skip to Main Content

On behalf of the Linkerd maintainers, I’m happy to announce that Linkerd 2.0 is now in general availability (GA). This means that we’ve cut an official 2.0 stable release, and we think it’s ready for you to try in production. It’s already seeing the light of day at companies like WePay, Hush, Studyo, and JustFootball.

You can try Linkerd 2.0 on a Kubernetes 1.9+ cluster in 60 seconds by running:

          curl https://run.linkerd.io/install | sh

(Or check out the full Getting Started Guide.)

The 2.0 release of Linkerd brings some very significant changes. First, we’ve completely rewritten Linkerd to be orders of magnitude faster and smaller than Linkerd 1.x. Linkerd 2.0’s data plane is comprised of ultralight Rust proxies which consume around 10mb of RSS and have a p99 latency of <1ms. Linkerd’s minimalist control plane (written in Go) is similarly designed for speed and low resource footprint.

Second, with the 2.0 release, Linkerd adds the ability to run on a single service without requiring cluster-wide installation. This means that if you’re a developer or service owner who doesn’t have access to the whole Kubernetes cluster, you can run Linkerd on your service and get:

  • Instant Grafana dashboards of your service’s success rates, latencies, and throughput
  • A topology graph of incoming and outgoing dependencies
  • A live view of requests being made to your service
  • Improved, latency-aware load balancing
  • … and much more.

Even better, installing Linkerd 2.0 on your service requires no configuration or code changes.

The 2.0 release is something we’re really excited about because it addresses two major problems with the traditional (!) service mesh model:

  1. Traditional service meshes are an all-or-nothing proposition that add a significant layer of complexity to your stack. That’s not great.
  2. Traditional service meshes are designed to meet the needs of platform owners, and they dramatically underserve a more important audience: the service owners.

Linkerd 2.0 addresses both of these problems. Rather than being an all-or-nothing proposition, 2.0 allows platform owners to build out a service mesh incrementally, one service at a time, as a low-risk path to get the uniform, platform-wide layer of telemetry, security, and reliability that a full service mesh provides.

More importantly, Linkerd 2.0 addresses the needs of service owners directly.

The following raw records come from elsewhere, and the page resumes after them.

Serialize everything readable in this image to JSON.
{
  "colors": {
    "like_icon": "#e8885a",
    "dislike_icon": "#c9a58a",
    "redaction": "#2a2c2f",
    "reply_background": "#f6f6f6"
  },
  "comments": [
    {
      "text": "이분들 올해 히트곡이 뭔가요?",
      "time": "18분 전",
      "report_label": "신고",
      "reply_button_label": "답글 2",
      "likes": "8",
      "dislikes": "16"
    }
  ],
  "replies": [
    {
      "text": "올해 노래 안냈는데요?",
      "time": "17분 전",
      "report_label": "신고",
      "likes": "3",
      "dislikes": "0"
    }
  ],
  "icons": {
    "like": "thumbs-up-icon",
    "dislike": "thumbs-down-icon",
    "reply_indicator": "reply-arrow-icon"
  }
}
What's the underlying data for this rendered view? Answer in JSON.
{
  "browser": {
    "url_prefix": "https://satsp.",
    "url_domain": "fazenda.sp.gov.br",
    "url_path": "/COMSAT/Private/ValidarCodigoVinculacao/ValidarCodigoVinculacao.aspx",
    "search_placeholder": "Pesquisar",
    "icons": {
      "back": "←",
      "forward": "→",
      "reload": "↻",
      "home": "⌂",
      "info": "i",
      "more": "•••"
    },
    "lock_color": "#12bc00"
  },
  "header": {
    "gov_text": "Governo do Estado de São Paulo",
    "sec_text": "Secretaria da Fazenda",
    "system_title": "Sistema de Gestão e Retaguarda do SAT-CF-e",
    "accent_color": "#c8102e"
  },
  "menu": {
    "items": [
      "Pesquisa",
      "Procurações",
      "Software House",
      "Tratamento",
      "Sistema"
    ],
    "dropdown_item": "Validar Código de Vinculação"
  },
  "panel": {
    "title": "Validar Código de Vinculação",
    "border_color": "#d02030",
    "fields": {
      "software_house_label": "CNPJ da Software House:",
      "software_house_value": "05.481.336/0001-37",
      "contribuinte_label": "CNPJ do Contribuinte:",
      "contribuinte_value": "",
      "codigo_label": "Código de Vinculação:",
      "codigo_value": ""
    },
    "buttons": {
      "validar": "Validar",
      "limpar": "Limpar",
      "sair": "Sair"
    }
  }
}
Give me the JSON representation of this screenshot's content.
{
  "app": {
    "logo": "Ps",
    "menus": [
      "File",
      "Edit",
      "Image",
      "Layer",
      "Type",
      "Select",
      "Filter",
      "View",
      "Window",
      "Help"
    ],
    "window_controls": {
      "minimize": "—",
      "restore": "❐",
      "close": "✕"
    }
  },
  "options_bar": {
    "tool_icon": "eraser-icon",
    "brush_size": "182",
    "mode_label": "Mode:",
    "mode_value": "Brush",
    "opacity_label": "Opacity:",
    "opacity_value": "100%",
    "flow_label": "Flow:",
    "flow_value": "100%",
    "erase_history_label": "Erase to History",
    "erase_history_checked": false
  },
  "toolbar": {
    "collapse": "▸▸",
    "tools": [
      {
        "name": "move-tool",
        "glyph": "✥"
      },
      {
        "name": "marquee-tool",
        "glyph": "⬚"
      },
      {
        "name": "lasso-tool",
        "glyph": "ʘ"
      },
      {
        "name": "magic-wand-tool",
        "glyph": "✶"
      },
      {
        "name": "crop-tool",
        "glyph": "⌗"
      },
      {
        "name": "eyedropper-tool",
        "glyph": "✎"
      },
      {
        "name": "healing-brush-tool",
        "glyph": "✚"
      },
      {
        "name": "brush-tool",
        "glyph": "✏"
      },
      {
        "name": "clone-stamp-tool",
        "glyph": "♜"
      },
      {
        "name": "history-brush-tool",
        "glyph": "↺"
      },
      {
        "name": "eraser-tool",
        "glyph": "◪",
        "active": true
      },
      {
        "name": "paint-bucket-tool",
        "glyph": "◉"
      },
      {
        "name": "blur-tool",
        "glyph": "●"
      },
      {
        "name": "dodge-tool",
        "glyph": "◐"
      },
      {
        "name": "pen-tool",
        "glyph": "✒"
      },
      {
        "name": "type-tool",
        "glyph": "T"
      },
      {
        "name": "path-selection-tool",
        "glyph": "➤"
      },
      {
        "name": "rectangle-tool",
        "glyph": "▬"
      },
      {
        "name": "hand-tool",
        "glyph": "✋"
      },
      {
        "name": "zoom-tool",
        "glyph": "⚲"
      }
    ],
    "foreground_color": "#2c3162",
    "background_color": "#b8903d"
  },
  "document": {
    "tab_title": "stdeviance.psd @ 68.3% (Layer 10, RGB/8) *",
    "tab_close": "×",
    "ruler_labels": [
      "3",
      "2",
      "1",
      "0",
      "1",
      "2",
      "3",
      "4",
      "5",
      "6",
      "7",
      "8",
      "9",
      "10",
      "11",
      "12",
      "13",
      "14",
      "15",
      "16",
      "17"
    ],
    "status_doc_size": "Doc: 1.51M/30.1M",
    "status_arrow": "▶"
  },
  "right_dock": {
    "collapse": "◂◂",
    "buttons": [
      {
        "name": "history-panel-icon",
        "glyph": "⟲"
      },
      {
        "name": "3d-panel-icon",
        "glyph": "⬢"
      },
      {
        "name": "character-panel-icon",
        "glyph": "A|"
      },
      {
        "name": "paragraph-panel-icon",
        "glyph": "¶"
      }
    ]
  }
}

This goal came from asking ourselves a fundamental question: why are we building this technology in the first place? What’s the point of Docker, Kubernetes, or Linkerd? The answer is that we build infrastructure, not for its own sake, but to serve a purpose—to allow someone else (in this case, developers and service owners) to get their jobs done with a minimum of fuss. Everything about Linkerd 2.0’s design, from the service sidecar model to its focus on diagnostics and debugging, is there to help developers and service owners be productive by day and sleep soundly at night.

Linkerd 2.0 has a ton of other great design goals: a focus on minimal configuration, a modular control plane design, and UNIX-style CLI tools, and we’ll be expanding on those in the future.

We’re tremendously excited about the future of Linkerd. This is still just the beginning. We’d love to have you join our rapidly-growing community! Linkerd 2.0 is hosted on GitHub, and you can find us on Slack, Twitter, and the mailing lists.